Really appreciate all the information and help. I am going to pull the rotor cap and take a look at the points. Not sure if I know what I am looking for or not, anyone have any thoughts? I am leaning more toward a bad fuel pump as the problem only exists at a certain speed. Bad ignition would pop up at all speeds, I would think.

tex599
04-02-2012, 05:39 PM
One other thing, what does it cost to upgrade to a electronic ignition?

thatsmrmastercraft
04-02-2012, 05:40 PM
Really appreciate all the information and help. I am going to pull the rotor cap and take a look at the points. Not sure if I know what I am looking for or not, anyone have any thoughts? I am leaning more toward a bad fuel pump as the problem only exists at a certain speed. Bad ignition would pop up at all speeds, I would think.

Inspect the points for a pitted surface and the correct point gap, at a minimum.

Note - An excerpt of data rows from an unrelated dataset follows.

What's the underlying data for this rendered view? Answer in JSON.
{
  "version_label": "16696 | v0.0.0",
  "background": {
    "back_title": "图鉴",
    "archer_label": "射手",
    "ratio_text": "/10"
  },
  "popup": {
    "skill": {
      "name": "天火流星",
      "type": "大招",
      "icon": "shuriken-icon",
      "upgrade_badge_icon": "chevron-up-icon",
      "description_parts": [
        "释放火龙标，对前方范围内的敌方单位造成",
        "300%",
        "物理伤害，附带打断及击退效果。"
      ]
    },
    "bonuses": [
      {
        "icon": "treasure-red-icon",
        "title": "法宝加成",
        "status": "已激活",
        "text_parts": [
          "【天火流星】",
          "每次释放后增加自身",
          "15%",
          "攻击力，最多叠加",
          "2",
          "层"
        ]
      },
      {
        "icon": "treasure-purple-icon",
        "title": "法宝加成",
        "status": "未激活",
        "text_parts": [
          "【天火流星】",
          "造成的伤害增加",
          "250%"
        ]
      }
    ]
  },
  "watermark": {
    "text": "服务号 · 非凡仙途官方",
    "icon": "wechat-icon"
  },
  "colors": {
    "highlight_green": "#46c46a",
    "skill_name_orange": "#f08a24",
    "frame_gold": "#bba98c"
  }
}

thatsmrmastercraft
04-02-2012, 05:41 PM
If you very gradually accelerate can you get the boat to go any faster?

02ProstarSammyD
04-02-2012, 05:46 PM
points check
voltage check at fuel pump
get a pressure gauge (free rental at advanced) and check your pressure when accelerating

I had a similar prob which coincidently ended up being a bad connection at the fuel pump.

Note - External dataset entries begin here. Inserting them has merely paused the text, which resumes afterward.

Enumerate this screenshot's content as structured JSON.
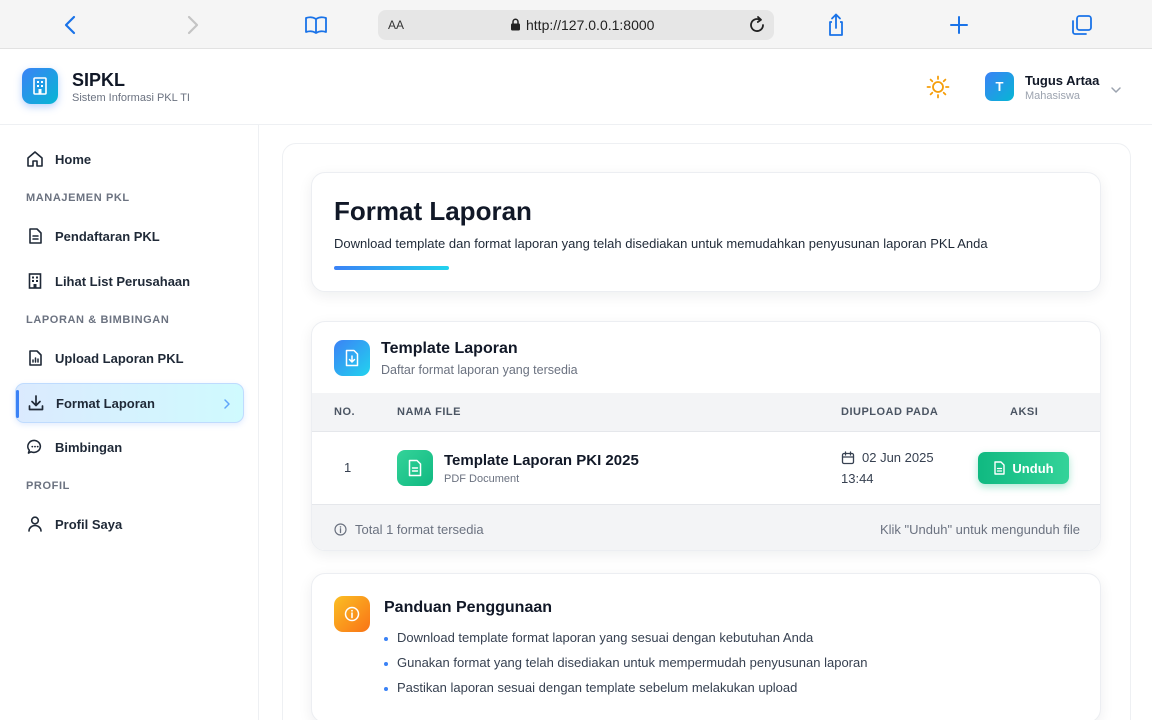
{
  "browser": {
    "aa_label": "AA",
    "url": "http://127.0.0.1:8000"
  },
  "header": {
    "brand_title": "SIPKL",
    "brand_subtitle": "Sistem Informasi PKL TI",
    "user_initial": "T",
    "user_name": "Tugus Artaa",
    "user_role": "Mahasiswa"
  },
  "sidebar": {
    "home_label": "Home",
    "sections": [
      "MANAJEMEN PKL",
      "LAPORAN & BIMBINGAN",
      "PROFIL"
    ],
    "items": [
      {
        "label": "Pendaftaran PKL",
        "icon": "document-icon"
      },
      {
        "label": "Lihat List Perusahaan",
        "icon": "building-icon"
      },
      {
        "label": "Upload Laporan PKL",
        "icon": "file-chart-icon"
      },
      {
        "label": "Format Laporan",
        "icon": "download-icon",
        "active": true
      },
      {
        "label": "Bimbingan",
        "icon": "chat-icon"
      },
      {
        "label": "Profil Saya",
        "icon": "user-icon"
      }
    ]
  },
  "hero": {
    "title": "Format Laporan",
    "description": "Download template dan format laporan yang telah disediakan untuk memudahkan penyusunan laporan PKL Anda"
  },
  "template_card": {
    "title": "Template Laporan",
    "subtitle": "Daftar format laporan yang tersedia",
    "columns": [
      "NO.",
      "NAMA FILE",
      "DIUPLOAD PADA",
      "AKSI"
    ],
    "rows": [
      {
        "no": "1",
        "file_name": "Template Laporan PKI 2025",
        "file_type": "PDF Document",
        "date": "02 Jun 2025",
        "time": "13:44",
        "action_label": "Unduh"
      }
    ],
    "footer_total": "Total 1 format tersedia",
    "footer_hint": "Klik \"Unduh\" untuk mengunduh file"
  },
  "guide_card": {
    "title": "Panduan Penggunaan",
    "items": [
      "Download template format laporan yang sesuai dengan kebutuhan Anda",
      "Gunakan format yang telah disediakan untuk mempermudah penyusunan laporan",
      "Pastikan laporan sesuai dengan template sebelum melakukan upload"
    ]
  },
  "colors": {
    "primary": "#3b82f6",
    "accent": "#22d3ee",
    "success": "#10b981",
    "warning": "#f59e0b"
  }
}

thatsmrmastercraft
04-02-2012, 05:48 PM
points check
voltage check at fuel pump
get a pressure gauge (free rental at advanced) and check your pressure when accelerating

I had a similar prob which coincidently ended up being a bad connection at the fuel pump.

1981 MC.....back before electric fuel pumps.:rolleyes:

02ProstarSammyD
04-02-2012, 06:09 PM
Then the voltage will be fine. I fail to see your point :P

ahhudgins
04-02-2012, 06:27 PM
My neighbor had the same problem with his 79 MC a few summers ago, it died over 25 MPH. He got a fuel pump at the local Advance store and it was a quick fix.

Some people don't like to ditch the points but I would.

CantRepeat
04-02-2012, 06:33 PM
Then the voltage will be fine. I fail to see your point :P

I see what you did there. lol :D

thatsmrmastercraft
04-02-2012, 06:42 PM
I see what you did there. lol :D

Nothing slips by you, does it?:rolleyes:

CantRepeat
04-02-2012, 07:27 PM
Nothing slips by you, does it?:rolleyes:

I see what you did her!! lol :D

ted shred
04-02-2012, 11:26 PM
There should be a clear tube connected to the fuel pump. 80% of the time when they fail, this tube will have fuel in it.these pumps are dual diaphram.The engine will still run if one fails.

tex599
04-12-2012, 03:52 PM
Apologize for the delay in getting back to everyone. Checked the points, rotor it all looks good and replaced fuel filter. Took boat out and it was running fine for about the first 10 minutes, then started to act up while at speed. Felt like it was surging, if you tried to accelerate from idle it would act as if it was going to do die, but would get going. Pulled the fuel pump and waiting for the new one to show up. 90% certain that is the problem. Somebody mentioned the carb, but I think this would show up at both low and high speeds. Thoughts??

thatsmrmastercraft
04-12-2012, 05:17 PM
After reading through your posts again, a couple things come to mind. Is it possible that this is the result of a bad accelerator pump diaphragm? Simple to check by removing the flame arrestor and working the throttle (without the engine running) and look for two smooth jets of fuel.

My other thought is a bad vacuum secondary diaphragm. Pretty much need to operate the boat with the engine cover up and the flame arrestor off and look (carefully) into the carb to see if fuel is coming through the back half of the carb.